The City of Los Angeles faces a massive $48 million spending cut to their Section 8 housing voucher program. According to the LA Times, in a report submitted to Mayor Antonio Villarigosa on January 3, City Administrative Officer of Los Angeles, Miguel Santana, stated that an estimated 15,000 families that rely on housing vouchers would on average see their rent expenses increase by $116 per month if Congress fails to block the automatic across-the-board spending cuts scheduled for March 1.
Additionally, the Housing Authority of Los Angeles County seeks HUD approval to terminate rental assistance for 1,800 families if the spending cuts take place, or to raise the rents on around 21,132 households.
In Sacramento, according to the web site for the Sacramento Housing and Redevelopment Agency, if the spending cuts take effect they will have to take back around 950 vouchers from households in the Section 8 Housing Choice Voucher Program.
More than 900 organizations nationwide have spoken out against the massive spending cuts scheduled to take place. In a call to action, activists continue to urge low-income families in the federally subsidized housing programs to immediately contact their representatives, and to urge the Obama administration and Congress to stop the automatic spending cuts scheduled to go into effect on March 1, that could result in the eviction of 250,000 voucher holders in HUD housing programs.
Low-income families are being urged to demand that all of HUD's housing assistance programs must remain fully funded to cover the costs of the housing needs for everyone in those programs.
These massive cutbacks in the nation's housing programs may never be imposed if Congress and the Obama Administration stop the scheduled spending cuts. But if the cuts do occur, elderly, disabled and many poor low-income families will suffer great harm and will face homelessness as a direct result. The scheduled 8.2 percent spending cuts would damage anti-poverty programs, homeless programs, public housing and Housing Choice Voucher Program (formerly called Section 8 vouchers).

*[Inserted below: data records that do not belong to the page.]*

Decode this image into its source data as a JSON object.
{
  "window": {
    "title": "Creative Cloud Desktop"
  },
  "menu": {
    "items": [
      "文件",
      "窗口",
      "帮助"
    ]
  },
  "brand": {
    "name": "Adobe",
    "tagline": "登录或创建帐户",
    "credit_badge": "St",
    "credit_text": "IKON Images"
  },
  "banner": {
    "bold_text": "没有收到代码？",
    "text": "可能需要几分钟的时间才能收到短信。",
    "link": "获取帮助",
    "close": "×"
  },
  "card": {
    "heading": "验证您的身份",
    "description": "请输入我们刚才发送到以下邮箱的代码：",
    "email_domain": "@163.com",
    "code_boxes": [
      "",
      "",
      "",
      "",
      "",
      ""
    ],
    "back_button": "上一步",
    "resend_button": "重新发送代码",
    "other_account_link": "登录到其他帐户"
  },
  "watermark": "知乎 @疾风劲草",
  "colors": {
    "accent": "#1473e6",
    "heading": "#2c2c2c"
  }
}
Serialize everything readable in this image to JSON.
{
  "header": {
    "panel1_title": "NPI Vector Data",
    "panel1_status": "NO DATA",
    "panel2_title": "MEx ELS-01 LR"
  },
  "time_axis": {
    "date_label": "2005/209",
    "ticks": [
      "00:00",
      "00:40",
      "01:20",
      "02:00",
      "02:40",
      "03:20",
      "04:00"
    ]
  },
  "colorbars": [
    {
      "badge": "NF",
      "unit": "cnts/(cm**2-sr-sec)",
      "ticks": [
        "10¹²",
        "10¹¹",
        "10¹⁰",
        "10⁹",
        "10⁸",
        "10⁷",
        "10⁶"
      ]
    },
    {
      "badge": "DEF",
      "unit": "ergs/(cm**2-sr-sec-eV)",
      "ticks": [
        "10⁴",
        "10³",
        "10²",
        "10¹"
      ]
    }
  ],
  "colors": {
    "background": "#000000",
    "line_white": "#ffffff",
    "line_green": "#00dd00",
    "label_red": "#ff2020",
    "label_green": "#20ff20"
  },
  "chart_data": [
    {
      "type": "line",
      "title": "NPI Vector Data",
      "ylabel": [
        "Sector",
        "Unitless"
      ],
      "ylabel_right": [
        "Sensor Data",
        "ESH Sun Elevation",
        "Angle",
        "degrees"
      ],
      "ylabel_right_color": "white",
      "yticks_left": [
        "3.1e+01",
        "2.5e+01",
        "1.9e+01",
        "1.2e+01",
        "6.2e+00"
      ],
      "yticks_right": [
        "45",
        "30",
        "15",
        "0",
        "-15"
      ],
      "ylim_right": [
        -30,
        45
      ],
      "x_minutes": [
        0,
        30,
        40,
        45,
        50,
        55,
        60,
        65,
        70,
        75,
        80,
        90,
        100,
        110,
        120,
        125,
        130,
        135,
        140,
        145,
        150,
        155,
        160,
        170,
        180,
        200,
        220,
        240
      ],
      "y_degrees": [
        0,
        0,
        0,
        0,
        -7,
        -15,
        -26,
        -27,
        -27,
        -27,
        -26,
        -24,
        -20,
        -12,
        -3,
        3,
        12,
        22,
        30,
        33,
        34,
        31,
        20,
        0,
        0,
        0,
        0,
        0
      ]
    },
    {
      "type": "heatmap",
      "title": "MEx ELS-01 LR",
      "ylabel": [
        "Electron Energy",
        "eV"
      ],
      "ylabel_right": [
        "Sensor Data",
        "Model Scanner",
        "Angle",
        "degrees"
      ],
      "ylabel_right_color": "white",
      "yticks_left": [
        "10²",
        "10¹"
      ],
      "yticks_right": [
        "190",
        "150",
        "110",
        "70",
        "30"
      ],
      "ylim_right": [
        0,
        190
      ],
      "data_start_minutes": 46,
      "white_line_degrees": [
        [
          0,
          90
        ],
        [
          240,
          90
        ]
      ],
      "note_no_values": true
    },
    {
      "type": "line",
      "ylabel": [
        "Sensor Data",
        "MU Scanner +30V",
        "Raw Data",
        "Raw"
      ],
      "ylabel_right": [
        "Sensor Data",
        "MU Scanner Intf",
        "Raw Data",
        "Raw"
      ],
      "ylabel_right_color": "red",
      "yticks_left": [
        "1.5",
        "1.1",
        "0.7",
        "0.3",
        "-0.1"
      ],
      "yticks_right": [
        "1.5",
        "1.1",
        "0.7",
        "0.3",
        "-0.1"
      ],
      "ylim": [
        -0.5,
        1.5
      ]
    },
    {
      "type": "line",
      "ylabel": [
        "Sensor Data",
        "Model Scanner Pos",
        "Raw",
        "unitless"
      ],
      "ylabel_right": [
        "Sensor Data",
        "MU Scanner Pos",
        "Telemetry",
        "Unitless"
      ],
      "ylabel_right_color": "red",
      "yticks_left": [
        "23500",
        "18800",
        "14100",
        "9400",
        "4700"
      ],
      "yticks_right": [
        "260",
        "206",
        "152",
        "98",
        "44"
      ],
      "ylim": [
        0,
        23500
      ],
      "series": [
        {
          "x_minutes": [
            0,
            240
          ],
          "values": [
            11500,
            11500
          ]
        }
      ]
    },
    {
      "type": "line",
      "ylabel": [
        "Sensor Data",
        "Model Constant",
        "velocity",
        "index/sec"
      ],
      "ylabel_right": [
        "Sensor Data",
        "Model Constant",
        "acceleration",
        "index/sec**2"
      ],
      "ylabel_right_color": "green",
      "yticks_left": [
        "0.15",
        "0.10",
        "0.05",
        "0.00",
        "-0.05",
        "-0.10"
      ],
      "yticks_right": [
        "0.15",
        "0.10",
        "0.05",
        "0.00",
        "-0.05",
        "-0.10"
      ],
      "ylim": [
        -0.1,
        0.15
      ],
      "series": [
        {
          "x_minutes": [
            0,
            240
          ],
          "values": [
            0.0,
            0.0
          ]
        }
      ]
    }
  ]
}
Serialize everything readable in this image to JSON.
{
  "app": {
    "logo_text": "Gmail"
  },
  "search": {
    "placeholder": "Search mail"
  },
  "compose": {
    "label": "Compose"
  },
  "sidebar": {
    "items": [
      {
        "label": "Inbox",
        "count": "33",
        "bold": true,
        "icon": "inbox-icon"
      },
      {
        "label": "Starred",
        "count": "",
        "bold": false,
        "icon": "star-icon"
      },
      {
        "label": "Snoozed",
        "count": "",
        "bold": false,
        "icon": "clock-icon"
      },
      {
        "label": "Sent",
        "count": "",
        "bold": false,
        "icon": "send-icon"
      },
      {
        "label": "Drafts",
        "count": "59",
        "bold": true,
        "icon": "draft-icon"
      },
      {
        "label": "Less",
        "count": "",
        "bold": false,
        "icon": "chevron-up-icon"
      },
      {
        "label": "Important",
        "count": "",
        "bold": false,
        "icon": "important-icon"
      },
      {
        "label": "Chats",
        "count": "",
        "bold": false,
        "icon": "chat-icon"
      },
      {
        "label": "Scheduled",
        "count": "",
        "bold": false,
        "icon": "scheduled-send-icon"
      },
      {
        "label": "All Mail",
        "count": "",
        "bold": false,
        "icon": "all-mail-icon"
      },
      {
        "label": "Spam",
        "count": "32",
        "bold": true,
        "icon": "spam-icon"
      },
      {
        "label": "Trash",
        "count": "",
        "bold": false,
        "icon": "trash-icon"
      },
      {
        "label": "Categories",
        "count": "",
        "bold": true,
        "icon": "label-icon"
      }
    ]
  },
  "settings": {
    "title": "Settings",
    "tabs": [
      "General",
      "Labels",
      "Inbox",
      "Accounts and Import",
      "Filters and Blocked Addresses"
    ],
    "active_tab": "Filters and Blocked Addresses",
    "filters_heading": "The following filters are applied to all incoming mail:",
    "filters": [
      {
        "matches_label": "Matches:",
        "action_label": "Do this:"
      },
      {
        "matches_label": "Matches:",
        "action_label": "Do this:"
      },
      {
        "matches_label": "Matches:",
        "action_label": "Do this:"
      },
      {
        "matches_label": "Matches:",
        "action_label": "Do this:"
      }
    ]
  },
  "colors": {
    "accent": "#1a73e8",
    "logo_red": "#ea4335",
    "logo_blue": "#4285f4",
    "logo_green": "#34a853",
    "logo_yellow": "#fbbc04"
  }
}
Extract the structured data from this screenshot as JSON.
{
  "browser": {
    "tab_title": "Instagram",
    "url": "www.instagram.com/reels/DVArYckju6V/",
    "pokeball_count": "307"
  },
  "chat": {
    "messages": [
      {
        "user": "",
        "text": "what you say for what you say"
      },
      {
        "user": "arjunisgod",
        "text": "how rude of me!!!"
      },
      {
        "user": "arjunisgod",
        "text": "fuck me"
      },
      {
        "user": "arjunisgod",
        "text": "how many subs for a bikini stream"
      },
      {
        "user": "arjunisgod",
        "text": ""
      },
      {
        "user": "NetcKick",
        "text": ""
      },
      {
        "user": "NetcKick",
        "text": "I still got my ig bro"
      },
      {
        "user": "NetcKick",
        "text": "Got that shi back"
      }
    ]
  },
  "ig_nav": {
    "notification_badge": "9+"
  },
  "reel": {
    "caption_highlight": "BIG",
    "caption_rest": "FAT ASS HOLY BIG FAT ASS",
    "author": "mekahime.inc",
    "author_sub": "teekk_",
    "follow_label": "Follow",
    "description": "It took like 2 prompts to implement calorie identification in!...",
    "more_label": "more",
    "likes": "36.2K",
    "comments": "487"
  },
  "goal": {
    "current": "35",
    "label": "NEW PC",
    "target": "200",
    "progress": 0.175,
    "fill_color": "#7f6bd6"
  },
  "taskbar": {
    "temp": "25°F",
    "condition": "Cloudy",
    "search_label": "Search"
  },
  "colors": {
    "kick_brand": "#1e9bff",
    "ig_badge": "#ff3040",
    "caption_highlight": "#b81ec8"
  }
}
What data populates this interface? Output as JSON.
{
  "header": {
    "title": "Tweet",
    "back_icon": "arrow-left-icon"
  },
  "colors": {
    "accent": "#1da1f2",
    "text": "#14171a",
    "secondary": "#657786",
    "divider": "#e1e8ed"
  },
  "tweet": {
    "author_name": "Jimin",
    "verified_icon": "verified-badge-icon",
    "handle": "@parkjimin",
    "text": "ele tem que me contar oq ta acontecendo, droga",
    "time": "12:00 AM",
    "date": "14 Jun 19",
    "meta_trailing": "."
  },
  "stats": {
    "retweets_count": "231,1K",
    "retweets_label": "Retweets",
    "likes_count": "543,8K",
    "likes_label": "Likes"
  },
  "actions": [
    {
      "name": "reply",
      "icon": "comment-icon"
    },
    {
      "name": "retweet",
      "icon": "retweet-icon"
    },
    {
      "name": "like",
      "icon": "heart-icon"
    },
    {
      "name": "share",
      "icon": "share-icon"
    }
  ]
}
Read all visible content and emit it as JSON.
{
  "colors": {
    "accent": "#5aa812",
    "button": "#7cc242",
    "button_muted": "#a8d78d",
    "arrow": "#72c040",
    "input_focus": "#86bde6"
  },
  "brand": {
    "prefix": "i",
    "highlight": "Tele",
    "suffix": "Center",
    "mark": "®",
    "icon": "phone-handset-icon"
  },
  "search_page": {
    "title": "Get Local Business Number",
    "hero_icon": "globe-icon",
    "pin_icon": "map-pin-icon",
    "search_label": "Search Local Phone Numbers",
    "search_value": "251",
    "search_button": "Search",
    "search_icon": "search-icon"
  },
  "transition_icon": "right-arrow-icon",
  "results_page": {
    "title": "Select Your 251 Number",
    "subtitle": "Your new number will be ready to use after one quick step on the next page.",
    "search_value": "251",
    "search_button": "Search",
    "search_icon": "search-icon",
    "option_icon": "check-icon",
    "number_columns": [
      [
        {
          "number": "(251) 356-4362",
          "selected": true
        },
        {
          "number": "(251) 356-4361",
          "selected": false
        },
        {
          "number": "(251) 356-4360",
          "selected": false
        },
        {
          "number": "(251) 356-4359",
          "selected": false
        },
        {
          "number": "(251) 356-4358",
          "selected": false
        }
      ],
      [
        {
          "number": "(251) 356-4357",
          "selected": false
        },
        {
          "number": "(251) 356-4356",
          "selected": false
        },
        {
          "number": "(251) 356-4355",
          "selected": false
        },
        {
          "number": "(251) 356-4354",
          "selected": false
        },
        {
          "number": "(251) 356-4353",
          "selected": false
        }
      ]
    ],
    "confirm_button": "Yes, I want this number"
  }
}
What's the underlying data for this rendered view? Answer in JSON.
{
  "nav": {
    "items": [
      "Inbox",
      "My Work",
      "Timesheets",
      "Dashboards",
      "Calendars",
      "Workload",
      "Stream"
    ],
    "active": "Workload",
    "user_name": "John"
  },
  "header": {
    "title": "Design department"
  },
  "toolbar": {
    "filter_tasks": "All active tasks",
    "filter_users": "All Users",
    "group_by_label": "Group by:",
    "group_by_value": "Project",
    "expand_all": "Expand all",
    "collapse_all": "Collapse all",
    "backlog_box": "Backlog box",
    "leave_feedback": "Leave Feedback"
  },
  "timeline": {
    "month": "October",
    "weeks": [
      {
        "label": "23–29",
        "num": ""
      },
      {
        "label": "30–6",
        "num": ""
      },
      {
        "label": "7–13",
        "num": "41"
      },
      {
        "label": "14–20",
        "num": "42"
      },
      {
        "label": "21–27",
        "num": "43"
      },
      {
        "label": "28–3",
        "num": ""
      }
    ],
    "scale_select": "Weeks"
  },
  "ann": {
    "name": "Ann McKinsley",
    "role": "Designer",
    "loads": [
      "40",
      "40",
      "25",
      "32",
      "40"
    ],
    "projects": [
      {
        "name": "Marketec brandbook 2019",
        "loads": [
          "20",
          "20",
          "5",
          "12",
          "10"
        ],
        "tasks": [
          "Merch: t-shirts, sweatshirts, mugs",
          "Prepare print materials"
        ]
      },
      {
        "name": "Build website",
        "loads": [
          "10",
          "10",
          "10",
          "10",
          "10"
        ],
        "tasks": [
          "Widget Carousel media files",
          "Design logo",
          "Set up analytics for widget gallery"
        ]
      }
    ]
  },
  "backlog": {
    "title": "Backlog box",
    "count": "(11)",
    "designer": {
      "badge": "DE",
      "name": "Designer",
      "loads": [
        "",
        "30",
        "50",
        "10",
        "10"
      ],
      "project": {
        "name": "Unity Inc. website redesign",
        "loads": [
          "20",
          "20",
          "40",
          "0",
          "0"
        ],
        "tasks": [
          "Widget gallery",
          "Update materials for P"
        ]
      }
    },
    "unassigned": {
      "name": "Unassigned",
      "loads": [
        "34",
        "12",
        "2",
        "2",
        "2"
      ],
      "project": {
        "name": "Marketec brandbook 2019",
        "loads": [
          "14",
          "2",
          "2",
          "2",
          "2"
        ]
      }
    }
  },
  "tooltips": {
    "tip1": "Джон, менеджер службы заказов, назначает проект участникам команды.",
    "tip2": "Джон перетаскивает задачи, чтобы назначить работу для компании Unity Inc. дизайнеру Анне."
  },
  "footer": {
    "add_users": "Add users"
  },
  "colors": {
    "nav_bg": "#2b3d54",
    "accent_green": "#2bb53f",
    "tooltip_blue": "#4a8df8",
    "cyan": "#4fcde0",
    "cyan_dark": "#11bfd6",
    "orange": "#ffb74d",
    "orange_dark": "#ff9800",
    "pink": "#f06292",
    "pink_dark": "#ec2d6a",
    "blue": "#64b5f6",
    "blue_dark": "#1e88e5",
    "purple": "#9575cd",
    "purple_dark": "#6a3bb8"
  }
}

In their own assessment of the dire situation, the Department of Housing and Urban Development (HUD) estimates that 250,000 voucher holders will lose their housing if sequestration (spending cuts) takes effect, resulting in nearly one million people losing their federal housing assistance and being placed at risk of homelessness.
Additionally, Rep. Dick Norman, Democrat from Washington state says, "Cuts to the Homeless Assistant Grant account would result in approximately 100,000 more people on the streets if the spending cuts goes into effect."
Because the spending cuts are still scheduled to go into effect, HUD has been notifying cities and Public Housing Authorities across the nation that they may face huge spending cuts to their housing assistance programs, if the scheduled spending cuts are not stopped by Congress and the Obama Administration before March 1.
As for those that are being affected by the spending cuts scheduled to go into effect on March 1, according to the Council of Large Public Housing Authorities (CLPHA), about 303,499 seniors rely on Section 8 Housing Choice Vouchers for affordable housing. Also, Section 8 housing is home to 458,124 households with one or more disabled family member. In addition, 59 percent of Section 8 households are families with children (more than 2,357,977 children in total), with an average annual family income of $11,049.
Lynda Carson may be reached at tenantsrule [at] yahoo.com